- Exercise requirements -
Find the word "whale" in the data. Return every line where it appears.

-*-

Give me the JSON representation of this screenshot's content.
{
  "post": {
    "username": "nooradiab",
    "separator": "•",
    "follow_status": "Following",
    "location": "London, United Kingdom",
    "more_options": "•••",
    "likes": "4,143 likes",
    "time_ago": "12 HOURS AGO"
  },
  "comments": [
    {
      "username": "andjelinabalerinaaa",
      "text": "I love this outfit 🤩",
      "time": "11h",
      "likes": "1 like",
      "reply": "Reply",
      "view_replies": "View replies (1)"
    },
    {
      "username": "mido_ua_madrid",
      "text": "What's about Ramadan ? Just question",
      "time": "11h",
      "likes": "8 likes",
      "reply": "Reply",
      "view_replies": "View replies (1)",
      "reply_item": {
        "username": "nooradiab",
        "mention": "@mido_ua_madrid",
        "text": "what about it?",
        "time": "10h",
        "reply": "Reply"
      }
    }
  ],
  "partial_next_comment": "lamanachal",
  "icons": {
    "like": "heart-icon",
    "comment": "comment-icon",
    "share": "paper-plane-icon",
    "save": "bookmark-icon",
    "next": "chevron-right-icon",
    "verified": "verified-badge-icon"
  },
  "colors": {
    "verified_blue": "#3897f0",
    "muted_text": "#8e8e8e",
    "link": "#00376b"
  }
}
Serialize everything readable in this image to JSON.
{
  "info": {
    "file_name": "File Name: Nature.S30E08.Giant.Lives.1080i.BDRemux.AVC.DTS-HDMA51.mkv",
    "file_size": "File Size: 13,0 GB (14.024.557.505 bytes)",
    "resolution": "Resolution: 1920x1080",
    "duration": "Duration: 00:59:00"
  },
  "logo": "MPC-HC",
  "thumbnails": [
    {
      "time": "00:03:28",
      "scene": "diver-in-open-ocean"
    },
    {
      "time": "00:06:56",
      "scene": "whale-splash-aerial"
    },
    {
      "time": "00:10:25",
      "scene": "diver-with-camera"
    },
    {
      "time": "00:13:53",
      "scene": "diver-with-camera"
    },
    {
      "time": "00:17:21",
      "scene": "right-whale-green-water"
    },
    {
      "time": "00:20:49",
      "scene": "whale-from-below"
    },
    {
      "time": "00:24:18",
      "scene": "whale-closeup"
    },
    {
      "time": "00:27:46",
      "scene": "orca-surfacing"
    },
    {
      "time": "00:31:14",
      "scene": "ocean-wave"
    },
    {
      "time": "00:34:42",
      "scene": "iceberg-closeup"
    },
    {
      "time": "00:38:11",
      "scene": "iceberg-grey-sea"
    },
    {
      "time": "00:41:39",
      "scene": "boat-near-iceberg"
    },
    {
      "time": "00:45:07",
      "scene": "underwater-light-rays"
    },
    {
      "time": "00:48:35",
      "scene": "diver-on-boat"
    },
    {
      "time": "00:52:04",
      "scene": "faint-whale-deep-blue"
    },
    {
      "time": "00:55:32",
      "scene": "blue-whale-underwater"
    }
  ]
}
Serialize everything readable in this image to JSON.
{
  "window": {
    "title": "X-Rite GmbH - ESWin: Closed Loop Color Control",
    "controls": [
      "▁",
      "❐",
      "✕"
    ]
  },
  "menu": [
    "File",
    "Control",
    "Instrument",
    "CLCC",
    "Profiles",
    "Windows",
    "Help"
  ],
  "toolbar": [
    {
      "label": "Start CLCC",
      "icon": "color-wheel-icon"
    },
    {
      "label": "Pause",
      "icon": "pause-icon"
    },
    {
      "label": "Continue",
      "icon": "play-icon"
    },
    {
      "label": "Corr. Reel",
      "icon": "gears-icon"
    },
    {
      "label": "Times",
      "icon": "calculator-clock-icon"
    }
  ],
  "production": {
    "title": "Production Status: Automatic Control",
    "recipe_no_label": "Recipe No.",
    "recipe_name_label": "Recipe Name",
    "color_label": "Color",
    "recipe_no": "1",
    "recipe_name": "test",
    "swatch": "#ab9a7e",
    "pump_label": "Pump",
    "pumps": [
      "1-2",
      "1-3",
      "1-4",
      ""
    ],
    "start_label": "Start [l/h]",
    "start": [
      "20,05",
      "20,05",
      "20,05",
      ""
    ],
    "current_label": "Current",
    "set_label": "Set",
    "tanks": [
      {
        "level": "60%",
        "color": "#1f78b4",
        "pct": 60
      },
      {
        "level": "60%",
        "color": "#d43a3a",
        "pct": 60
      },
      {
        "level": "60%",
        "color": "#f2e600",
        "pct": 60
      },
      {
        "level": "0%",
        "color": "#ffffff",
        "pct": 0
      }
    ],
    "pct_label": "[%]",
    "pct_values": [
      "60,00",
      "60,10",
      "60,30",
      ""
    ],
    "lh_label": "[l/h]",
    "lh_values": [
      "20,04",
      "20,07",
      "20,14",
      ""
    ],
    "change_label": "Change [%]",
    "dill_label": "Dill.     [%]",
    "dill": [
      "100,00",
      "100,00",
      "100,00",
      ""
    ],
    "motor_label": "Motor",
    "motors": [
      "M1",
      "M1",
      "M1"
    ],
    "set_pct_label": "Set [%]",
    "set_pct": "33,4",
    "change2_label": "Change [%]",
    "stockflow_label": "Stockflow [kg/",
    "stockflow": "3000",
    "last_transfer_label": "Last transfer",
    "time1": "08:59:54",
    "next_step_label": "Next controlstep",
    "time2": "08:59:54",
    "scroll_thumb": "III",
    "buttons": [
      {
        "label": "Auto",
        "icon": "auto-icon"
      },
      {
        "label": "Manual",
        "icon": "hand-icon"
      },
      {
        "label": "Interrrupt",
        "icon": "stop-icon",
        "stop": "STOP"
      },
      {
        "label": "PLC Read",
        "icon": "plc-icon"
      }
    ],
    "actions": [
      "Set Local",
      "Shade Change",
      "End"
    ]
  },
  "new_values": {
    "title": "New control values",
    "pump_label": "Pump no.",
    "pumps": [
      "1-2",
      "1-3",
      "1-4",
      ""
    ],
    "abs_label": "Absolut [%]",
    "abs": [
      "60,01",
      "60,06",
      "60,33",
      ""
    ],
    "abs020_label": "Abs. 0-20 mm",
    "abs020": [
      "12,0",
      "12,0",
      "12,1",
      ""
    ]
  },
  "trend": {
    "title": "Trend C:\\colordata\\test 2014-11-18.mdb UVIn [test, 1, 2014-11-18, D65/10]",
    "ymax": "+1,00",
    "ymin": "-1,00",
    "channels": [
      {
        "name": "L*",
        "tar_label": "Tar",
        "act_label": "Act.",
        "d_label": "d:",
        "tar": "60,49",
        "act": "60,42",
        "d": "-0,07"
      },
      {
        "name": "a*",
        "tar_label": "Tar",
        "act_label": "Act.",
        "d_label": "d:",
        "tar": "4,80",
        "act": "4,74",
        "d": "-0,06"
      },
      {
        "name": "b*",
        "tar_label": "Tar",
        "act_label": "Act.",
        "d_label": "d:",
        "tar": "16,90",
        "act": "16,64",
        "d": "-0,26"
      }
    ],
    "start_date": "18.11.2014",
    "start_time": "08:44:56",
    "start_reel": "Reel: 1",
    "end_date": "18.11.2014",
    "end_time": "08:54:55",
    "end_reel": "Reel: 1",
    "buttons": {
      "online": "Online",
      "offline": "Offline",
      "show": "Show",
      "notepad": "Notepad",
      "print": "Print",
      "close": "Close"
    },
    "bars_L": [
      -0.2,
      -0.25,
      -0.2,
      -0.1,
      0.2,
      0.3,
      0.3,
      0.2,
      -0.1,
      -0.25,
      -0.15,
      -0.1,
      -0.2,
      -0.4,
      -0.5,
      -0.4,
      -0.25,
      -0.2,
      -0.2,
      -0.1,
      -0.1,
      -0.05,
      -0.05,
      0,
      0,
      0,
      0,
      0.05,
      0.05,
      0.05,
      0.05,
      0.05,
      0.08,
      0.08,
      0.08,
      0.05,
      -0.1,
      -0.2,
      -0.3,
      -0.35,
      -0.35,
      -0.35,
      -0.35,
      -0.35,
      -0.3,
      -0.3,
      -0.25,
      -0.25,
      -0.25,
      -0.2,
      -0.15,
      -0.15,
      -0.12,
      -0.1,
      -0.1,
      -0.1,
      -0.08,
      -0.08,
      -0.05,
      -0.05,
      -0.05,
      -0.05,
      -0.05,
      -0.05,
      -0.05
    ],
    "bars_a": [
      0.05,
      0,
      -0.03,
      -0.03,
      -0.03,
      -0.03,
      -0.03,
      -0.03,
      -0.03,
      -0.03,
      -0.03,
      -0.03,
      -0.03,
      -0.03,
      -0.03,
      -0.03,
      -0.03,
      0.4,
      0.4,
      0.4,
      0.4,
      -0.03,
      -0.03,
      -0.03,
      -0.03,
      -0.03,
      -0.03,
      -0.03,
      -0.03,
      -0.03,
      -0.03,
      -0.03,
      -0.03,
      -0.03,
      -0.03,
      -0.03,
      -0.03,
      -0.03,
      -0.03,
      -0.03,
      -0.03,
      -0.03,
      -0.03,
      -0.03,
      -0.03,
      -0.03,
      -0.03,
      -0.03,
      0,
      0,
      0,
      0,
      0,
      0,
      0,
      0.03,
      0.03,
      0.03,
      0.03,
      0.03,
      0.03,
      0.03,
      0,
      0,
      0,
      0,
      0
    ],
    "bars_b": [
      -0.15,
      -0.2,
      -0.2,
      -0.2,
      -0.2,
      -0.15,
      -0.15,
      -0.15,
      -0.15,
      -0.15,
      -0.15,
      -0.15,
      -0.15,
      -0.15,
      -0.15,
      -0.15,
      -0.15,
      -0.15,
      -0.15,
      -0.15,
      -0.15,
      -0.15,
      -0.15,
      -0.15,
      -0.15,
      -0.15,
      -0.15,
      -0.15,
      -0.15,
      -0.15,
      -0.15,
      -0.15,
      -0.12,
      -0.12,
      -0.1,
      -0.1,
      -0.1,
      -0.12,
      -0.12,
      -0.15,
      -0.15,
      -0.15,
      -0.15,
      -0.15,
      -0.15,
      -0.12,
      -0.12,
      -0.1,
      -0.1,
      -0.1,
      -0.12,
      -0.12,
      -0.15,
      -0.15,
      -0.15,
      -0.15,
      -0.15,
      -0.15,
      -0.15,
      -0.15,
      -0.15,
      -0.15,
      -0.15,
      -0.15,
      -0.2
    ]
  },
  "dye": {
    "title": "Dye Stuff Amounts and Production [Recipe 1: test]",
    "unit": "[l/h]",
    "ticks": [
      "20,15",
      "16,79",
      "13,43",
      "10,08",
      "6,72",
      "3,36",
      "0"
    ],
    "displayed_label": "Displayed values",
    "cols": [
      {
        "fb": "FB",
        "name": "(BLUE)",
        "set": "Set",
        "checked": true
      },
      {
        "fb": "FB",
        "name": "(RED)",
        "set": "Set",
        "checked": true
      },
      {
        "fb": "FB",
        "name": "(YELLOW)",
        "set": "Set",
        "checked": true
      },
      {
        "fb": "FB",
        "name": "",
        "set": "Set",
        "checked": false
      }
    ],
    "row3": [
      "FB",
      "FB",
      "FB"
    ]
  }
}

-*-

- Answer below -
      "scene": "whale-splash-aerial"
      "scene": "right-whale-green-water"
      "scene": "whale-from-below"
      "scene": "whale-closeup"
      "scene": "faint-whale-deep-blue"
      "scene": "blue-whale-underwater"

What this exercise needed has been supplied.